500 striking workers in Washington launched a class action after their health plans were cut

Lawyers representing 500 striking employees at Coke filed a class action lawsuit after the company cancelled their health care.

The suit accused Coke of violating the Employee Retirement Income Security Act (ERISA), which sets minimum standards for health plans in the private sector.

"My wife had a kidney transplant two years ago. When Coke cancelled our health care, they cut off her anti-rejection medication.

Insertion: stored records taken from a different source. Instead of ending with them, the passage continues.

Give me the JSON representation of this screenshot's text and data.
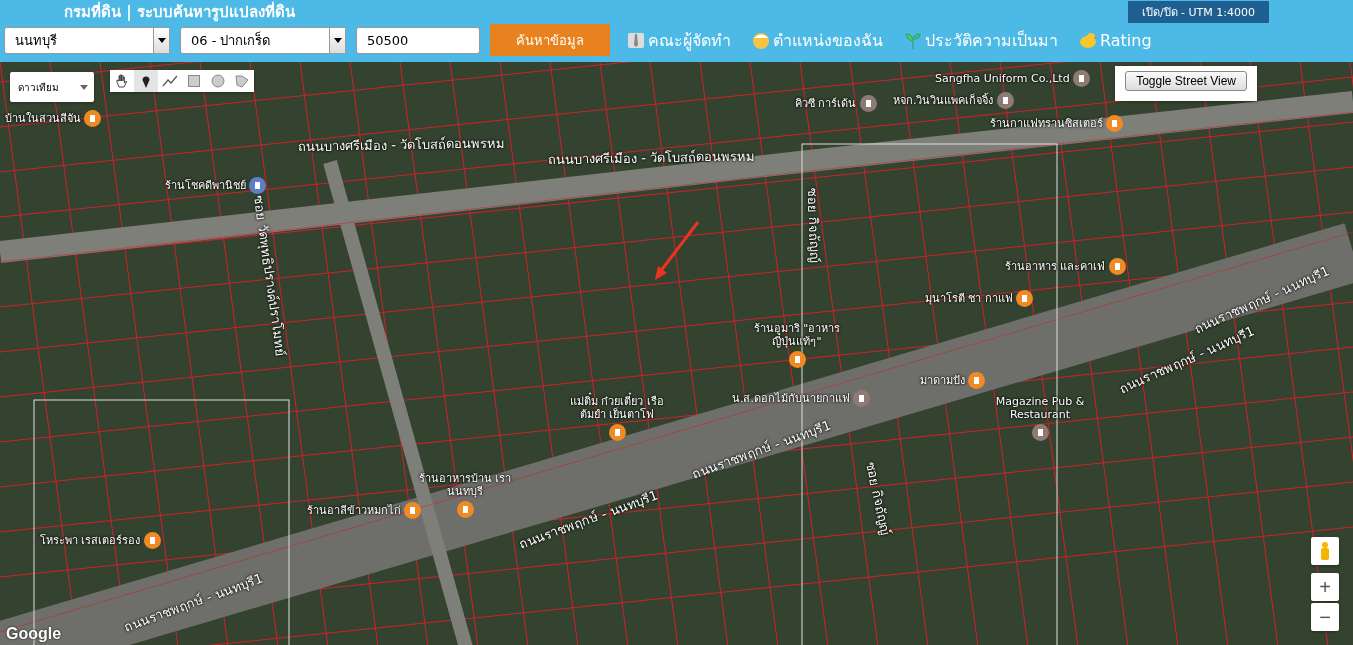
{
  "header": {
    "title": "กรมที่ดิน | ระบบค้นหารูปแปลงที่ดิน",
    "scale_badge": "เปิด/ปิด - UTM 1:4000"
  },
  "search": {
    "province": "นนทบุรี",
    "district": "06 - ปากเกร็ด",
    "parcel_no": "50500",
    "button": "ค้นหาข้อมูล"
  },
  "nav": [
    {
      "kind": "team",
      "label": "คณะผู้จัดทำ"
    },
    {
      "kind": "location",
      "label": "ตำแหน่งของฉัน"
    },
    {
      "kind": "history",
      "label": "ประวัติความเป็นมา"
    },
    {
      "kind": "rating",
      "label": "Rating"
    }
  ],
  "map": {
    "map_type": "ดาวเทียม",
    "street_view_button": "Toggle Street View",
    "tools": [
      {
        "kind": "hand",
        "selected": false
      },
      {
        "kind": "marker",
        "selected": true
      },
      {
        "kind": "line",
        "selected": false
      },
      {
        "kind": "rectangle",
        "selected": false
      },
      {
        "kind": "circle",
        "selected": false
      },
      {
        "kind": "polygon",
        "selected": false
      }
    ],
    "zoom_in": "+",
    "zoom_out": "−",
    "attribution": "Google",
    "labels": [
      {
        "kind": "restaurant",
        "text": "บ้านในสวนสีจัน"
      },
      {
        "kind": "shop",
        "text": "ร้านโชคดีพานิชย์"
      },
      {
        "kind": "road",
        "text": "ถนนบางศรีเมือง - วัดโบสถ์ดอนพรหม"
      },
      {
        "kind": "road",
        "text": "ถนนบางศรีเมือง - วัดโบสถ์ดอนพรหม"
      },
      {
        "kind": "place",
        "text": "Sangfha Uniform Co.,Ltd"
      },
      {
        "kind": "place",
        "text": "คิวซี การ์เด้น"
      },
      {
        "kind": "place",
        "text": "หจก.วินวินแพคเก็จจิ้ง"
      },
      {
        "kind": "restaurant",
        "text": "ร้านกาแฟทรานซิสเตอร์"
      },
      {
        "kind": "restaurant",
        "text": "ร้านอาหาร และคาเฟ่"
      },
      {
        "kind": "restaurant",
        "text": "มุนาโรตี ชา กาแฟ"
      },
      {
        "kind": "restaurant",
        "text": "ร้านอูมาริ \"อาหาร ญี่ปุ่นแท้ๆ\""
      },
      {
        "kind": "cafe",
        "text": "มาดามปัง"
      },
      {
        "kind": "restaurant",
        "text": "แม่ติ๋ม ก๋วยเตี๋ยว เรือ ต้มยำ เย็นตาโฟ"
      },
      {
        "kind": "place",
        "text": "น.ส.ดอกไม้กับนายกาแฟ"
      },
      {
        "kind": "place",
        "text": "Magazine Pub & Restaurant"
      },
      {
        "kind": "restaurant",
        "text": "ร้านอาหารบ้าน เรา นนทบุรี"
      },
      {
        "kind": "restaurant",
        "text": "ร้านอาลีข้าวหมกไก่"
      },
      {
        "kind": "restaurant",
        "text": "โหระพา เรสเตอร์รอง"
      },
      {
        "kind": "road",
        "text": "ถนนราชพฤกษ์ - นนทบุรี1"
      },
      {
        "kind": "road",
        "text": "ถนนราชพฤกษ์ - นนทบุรี1"
      },
      {
        "kind": "road",
        "text": "ถนนราชพฤกษ์ - นนทบุรี1"
      },
      {
        "kind": "road",
        "text": "ถนนราชพฤกษ์ - นนทบุรี1"
      },
      {
        "kind": "road",
        "text": "ถนนราชพฤกษ์ - นนทบุรี1"
      },
      {
        "kind": "road",
        "text": "ซอย วัดพุทธิปรางค์ปราโมทย์"
      },
      {
        "kind": "road",
        "text": "ซอย กิจถัญญ์"
      },
      {
        "kind": "road",
        "text": "ซอย กิจถัญญ์"
      }
    ]
  }
}
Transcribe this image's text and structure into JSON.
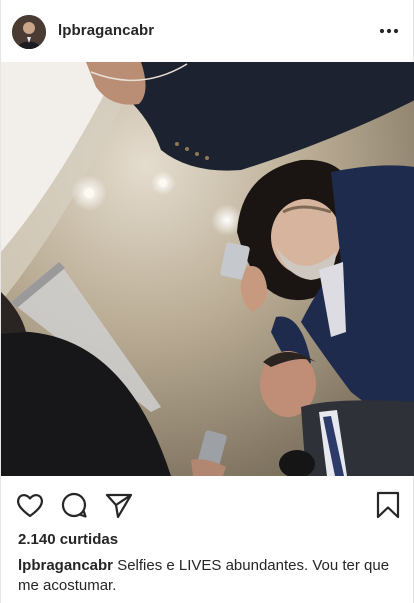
{
  "post": {
    "username": "lpbragancabr",
    "likes_text": "2.140 curtidas",
    "caption_user": "lpbragancabr",
    "caption_text": "Selfies e LIVES abundantes.  Vou ter que me acostumar."
  },
  "icons": {
    "more": "more-options-icon",
    "like": "heart-icon",
    "comment": "comment-icon",
    "share": "share-icon",
    "save": "bookmark-icon"
  },
  "colors": {
    "text": "#262626",
    "border": "#e6e6e6"
  }
}
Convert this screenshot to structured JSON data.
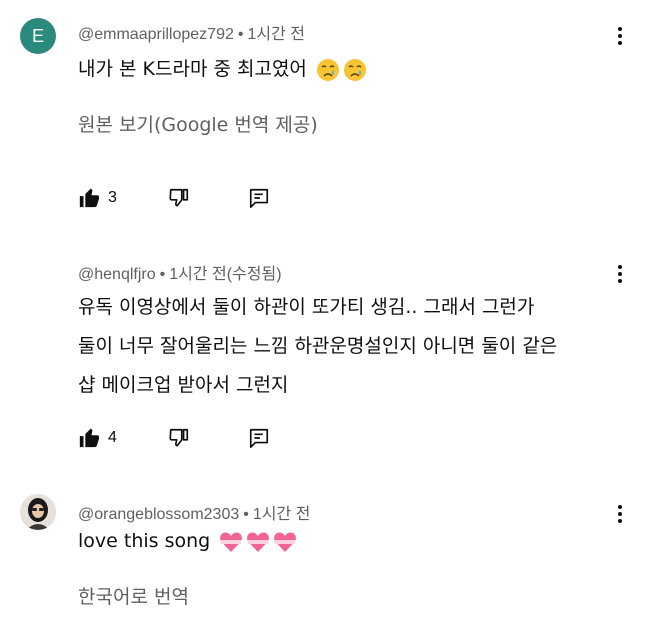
{
  "comments": [
    {
      "avatar_letter": "E",
      "avatar_color": "#2a8a7c",
      "author": "@emmaaprillopez792",
      "separator": "•",
      "time": "1시간 전",
      "text_lines": [
        "내가 본 K드라마 중 최고였어"
      ],
      "emoji": [
        "crying-face",
        "crying-face"
      ],
      "translate_label": "원본 보기(Google 번역 제공)",
      "likes": "3"
    },
    {
      "author": "@henqlfjro",
      "separator": "•",
      "time": "1시간 전(수정됨)",
      "text_lines": [
        "유독 이영상에서 둘이 하관이 또가티 생김.. 그래서 그런가",
        "둘이 너무 잘어울리는 느낌 하관운명설인지 아니면 둘이 같은",
        "샵 메이크업 받아서 그런지"
      ],
      "likes": "4"
    },
    {
      "avatar_image": "profile-photo",
      "author": "@orangeblossom2303",
      "separator": "•",
      "time": "1시간 전",
      "text_lines": [
        "love this song"
      ],
      "emoji": [
        "heart-ribbon",
        "heart-ribbon",
        "heart-ribbon"
      ],
      "translate_label": "한국어로 번역"
    }
  ],
  "colors": {
    "text": "#0f0f0f",
    "meta": "#606060"
  },
  "icons": [
    "like-icon",
    "dislike-icon",
    "reply-icon",
    "more-options-icon"
  ]
}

This shows me that Coke doesn't care about its employees," said Bill Mauhl, a 34-year Coke employee, who works in the company's production facility in Bellevue.

"In my almost twenty years of representing workers and unions in labour disputes, it's hard to think of any past instance where I have seen an employer retaliate against its striking workers in a manner as egregious as what the Coca-Cola Bottling Company has done here," said Dmitri Iglitzin, an attorney at Schwerin Campbell Barnard Iglitzin & Lavitt, an employment law firm based in Seattle.

"Cutting off the medical benefits to more than 500 workers, knowing that many of them rely on those benefits on a day-to-day basis and will be irreparably harmed if they lose those benefits is a brutal, full-scale attack by Coke on its own workers," Iglitzin continued.

Approximately 500 Coke employees in Western Washington went on strike over charges of employee surveillance, intimidation and bad faith bargaining.